Since 1994 I have been trying to publish books. Many different books. Any book? No. A good book. A book that explains what I feel to be true in the world. A good read. A compelling story. Something that will make people laugh, think, cry, stay up really late at night eating something fattening.
When Arsenal Pulp Press, in a moment of delusional weakness, said yes to Carry Tiger to Mountain a year and a half ago, it was a dream come true. I thought, this is it! Easy street, here I come! Don’t mistake me, I didn’t think I’d actually make money. I’m not so naive as to believe that a writer of the application of ancient Taoist proverbs to modern business and activism would actually pocket much of a pay-check. But I had hoped it might be a foot in the door in the publishing industry. I do, after-all, have a dozen or more book ideas on paper and in my head.
As William Faulkner once said (we have similar troubles), he could paper his walls with rejection letters. Me too. If you could use emails to do the deed. I long ago stopped saving the PFO letters. Now I’m amassing a pretty impressive file of no-thank-you’s for Blackwater.
What is the moral of this sad tale? Keep on. Start again. Back on the horse, etc.
So today I start the next round with Blackwater. Unsuspecting literary agents, publishers, be warned.
Waiting. In late August I submitted the manuscript for Blackwater to a small, Canadian press with a mystery/crime imprint. I asked that they get back to me by the end of September one way or another. After that, I said, I would start shopping the book around to other agents and publishers.
I followed up with them yesterday, and was told that they were giving it serious consideration, and would have an answer by Friday!
I’m trying not to get too invested in the answer. If they say no, there is always another. It took me three years to find a publisher for Carry Tiger to Mountain.

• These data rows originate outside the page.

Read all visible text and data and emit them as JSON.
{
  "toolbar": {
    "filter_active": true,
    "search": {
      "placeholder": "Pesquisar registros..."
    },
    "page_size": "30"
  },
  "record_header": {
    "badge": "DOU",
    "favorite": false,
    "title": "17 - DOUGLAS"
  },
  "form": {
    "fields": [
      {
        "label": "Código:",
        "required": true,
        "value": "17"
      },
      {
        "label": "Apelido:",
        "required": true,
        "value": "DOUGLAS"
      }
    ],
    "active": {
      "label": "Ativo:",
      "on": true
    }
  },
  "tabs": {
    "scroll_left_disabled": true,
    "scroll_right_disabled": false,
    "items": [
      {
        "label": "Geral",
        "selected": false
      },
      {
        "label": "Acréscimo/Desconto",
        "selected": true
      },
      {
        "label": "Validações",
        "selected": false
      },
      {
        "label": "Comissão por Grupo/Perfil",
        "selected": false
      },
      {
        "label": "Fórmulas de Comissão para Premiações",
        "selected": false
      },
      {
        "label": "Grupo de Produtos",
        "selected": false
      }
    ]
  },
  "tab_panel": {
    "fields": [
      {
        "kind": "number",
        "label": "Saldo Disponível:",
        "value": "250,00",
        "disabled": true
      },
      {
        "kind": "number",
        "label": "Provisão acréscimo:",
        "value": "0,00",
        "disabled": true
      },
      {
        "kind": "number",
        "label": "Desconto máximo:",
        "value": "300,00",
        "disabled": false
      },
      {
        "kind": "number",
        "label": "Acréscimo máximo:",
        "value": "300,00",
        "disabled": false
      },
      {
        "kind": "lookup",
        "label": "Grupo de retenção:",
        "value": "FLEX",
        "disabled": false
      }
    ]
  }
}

More than a dozen if you count back to when I first started pitching book ideas (like a major league hurler warming up, just throwing everything I could get my hands on).

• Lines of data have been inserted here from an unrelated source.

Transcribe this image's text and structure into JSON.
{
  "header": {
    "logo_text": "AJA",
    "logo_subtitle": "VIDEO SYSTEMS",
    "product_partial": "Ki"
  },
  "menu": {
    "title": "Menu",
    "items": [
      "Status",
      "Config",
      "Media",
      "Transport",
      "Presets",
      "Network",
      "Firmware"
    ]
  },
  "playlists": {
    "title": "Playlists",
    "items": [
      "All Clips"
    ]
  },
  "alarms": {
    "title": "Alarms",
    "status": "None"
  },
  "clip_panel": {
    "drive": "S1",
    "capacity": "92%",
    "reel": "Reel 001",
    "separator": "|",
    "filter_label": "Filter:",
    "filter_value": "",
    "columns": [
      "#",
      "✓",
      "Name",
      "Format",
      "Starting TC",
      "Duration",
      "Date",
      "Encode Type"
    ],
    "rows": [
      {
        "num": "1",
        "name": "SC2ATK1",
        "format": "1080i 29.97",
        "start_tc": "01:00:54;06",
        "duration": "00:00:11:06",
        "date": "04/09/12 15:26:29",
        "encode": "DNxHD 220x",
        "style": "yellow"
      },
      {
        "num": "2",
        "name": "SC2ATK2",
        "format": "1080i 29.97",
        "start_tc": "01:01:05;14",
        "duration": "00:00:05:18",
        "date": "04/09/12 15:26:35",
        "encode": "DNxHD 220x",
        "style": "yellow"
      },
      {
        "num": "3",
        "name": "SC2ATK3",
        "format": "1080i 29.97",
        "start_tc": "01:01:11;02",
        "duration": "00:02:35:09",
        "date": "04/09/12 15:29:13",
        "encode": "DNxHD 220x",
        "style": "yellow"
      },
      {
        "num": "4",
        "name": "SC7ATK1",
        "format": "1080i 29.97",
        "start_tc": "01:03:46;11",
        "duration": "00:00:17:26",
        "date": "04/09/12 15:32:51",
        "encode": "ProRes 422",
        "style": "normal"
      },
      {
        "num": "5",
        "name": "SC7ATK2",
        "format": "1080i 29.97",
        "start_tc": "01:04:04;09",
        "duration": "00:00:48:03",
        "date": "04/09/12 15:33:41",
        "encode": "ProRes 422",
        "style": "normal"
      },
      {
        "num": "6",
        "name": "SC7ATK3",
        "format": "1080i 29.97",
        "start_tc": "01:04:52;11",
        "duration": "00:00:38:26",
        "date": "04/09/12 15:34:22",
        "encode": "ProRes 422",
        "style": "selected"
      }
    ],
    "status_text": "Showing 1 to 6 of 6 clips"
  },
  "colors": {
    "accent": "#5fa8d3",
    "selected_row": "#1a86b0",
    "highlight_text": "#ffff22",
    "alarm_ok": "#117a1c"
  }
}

(Updated October 18, 2006)
Sigh. They said no. As a small publisher, they had a two year backlog of titles. They promised to send some notes about the book, which would be nice, but I’m not holding my breath.
So back to square one. I think I’m going to focus on finding an agent now.
I suppose I thought that once I had one book under my belt, the second one would be easier, but not so. I really shouldn’t have been surprised. Publishing in Canada is a really tough business, and I’m a really unknown writer. But letting this get me down won’t get me any closer to publishing Blackwater, so I’m just going to cowboy up and get busy.